Personal profile


Computational materials engineering is a lens through which we focus the resources of a large and complex array of experimental equipment on a problem of industrial importance. We must understand material behaviour across many length scales, from the atomic to the human, and in order to do this take advantage of electron microscopy, X-ray diffraction all the way up to large-scale forging and rolling mills.
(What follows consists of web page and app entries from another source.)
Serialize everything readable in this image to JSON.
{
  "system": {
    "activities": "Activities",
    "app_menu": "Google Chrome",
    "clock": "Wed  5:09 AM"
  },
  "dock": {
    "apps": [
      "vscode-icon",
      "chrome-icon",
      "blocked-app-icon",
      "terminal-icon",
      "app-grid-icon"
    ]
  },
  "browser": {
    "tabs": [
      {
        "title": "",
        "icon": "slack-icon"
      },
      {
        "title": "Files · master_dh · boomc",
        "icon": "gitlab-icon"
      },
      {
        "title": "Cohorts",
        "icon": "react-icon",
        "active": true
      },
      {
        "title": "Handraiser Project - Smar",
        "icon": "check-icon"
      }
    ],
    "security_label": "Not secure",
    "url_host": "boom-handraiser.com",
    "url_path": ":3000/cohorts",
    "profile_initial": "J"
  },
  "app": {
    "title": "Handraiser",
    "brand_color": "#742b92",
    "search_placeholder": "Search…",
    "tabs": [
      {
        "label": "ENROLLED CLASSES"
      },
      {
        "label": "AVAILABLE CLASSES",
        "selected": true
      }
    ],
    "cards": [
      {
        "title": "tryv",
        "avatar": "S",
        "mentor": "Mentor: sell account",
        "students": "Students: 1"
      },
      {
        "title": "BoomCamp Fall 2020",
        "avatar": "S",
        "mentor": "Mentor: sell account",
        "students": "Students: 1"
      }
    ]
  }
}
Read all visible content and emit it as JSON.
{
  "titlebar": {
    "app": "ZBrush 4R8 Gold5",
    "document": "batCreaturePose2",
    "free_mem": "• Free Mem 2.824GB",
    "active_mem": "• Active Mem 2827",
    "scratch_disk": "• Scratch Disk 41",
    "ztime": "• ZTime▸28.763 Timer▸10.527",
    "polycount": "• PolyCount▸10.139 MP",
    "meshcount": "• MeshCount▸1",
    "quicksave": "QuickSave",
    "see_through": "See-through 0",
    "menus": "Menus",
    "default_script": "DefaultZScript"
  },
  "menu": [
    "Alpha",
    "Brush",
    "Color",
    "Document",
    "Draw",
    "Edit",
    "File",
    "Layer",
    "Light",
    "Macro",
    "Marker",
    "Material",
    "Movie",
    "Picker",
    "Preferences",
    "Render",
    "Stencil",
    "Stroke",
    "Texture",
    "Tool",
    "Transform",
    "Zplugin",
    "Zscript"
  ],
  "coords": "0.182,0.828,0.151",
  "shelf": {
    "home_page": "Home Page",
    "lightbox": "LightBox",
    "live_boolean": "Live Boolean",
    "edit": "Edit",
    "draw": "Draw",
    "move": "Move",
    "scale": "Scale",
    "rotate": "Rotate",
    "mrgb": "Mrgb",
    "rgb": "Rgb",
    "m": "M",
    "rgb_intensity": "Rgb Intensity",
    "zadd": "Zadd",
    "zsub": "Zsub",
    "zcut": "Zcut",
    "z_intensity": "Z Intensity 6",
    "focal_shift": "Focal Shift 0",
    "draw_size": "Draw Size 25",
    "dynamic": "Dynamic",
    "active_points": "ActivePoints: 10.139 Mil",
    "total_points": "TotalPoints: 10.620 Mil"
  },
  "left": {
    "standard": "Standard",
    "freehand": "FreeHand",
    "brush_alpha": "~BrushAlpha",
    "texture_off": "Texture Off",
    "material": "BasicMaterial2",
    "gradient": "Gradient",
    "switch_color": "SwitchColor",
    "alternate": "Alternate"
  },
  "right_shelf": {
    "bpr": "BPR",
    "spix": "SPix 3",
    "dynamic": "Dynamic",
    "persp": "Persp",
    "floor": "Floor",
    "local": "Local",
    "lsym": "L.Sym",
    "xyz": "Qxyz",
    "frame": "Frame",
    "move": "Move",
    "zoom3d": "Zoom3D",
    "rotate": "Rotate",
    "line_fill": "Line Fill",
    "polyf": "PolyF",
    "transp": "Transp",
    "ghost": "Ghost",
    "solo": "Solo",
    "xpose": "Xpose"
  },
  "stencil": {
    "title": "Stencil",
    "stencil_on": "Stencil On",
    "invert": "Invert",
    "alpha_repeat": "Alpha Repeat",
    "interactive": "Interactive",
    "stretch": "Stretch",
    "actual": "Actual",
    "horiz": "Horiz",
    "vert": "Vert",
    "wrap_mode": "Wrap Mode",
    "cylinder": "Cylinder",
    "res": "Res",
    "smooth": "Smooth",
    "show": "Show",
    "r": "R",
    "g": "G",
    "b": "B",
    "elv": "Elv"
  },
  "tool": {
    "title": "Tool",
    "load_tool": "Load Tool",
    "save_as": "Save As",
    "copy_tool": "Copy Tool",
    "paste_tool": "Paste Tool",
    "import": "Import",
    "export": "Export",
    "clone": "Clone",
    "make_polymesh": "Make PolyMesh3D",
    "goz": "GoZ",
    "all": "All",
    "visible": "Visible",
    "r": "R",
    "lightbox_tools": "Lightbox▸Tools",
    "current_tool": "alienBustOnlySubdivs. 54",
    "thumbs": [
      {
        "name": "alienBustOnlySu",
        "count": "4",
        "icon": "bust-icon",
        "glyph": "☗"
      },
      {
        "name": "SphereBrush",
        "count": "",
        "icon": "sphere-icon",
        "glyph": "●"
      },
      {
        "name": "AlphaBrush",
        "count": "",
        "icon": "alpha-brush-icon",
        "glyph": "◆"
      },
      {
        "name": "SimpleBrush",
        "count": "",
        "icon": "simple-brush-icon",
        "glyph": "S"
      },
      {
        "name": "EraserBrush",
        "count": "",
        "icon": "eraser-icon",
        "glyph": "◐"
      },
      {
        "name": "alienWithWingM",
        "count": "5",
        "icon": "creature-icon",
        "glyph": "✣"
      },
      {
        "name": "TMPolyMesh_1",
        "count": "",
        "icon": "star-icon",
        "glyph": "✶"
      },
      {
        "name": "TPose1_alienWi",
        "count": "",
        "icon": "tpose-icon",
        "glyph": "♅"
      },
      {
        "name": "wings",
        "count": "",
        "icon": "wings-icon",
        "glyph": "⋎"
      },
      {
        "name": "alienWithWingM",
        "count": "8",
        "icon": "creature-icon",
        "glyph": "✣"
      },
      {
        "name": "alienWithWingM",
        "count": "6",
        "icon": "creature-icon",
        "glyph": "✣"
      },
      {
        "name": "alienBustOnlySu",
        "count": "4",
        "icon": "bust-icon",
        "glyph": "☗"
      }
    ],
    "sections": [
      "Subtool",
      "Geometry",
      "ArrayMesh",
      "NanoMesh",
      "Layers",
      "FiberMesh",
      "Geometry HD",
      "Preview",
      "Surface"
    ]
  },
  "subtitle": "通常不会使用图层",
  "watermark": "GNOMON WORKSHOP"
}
The resultant understanding permits us not only to model metal deformation, but also to develop new ways in which to design metals for new applications.

Chris is a Professor and Head of the Department of Mechanical and Aerospace Engineering in the Faculty of Engineering at Monash University, and a Chief Investigator in the ARC Centre of Excellence for Design in Light Metals.

His research focuses on understanding the role of crystallographic texture in the deformation of light metals and alloys, and modelling the effects of texture and microstructure on mechanical behaviour.

Chris has received several awards for commercialisation of magnesium alloys and in 2010 was co-recipient of the TMS Light Metals Division Award for best fundamental research in magnesium for the paper: Y.-B. Chun,C.H.J. Davies, "The Evolution of In-Grain Misorientation Axes (IGMA) During Deformation of Wrought Magnesium Alloy AZ31," Magnesium Technology 2010.

My Google scholar page:


Research area keywords

  • EBSD
  • Metals
  • Deformation
  • Magnesium
  • Titanium
  • Modelling
  • Texture
  • Computational Materials Engineering

Collaborations and top research areas from the last five years

Recent external collaboration on country/territory level. Dive into details by clicking on the dots or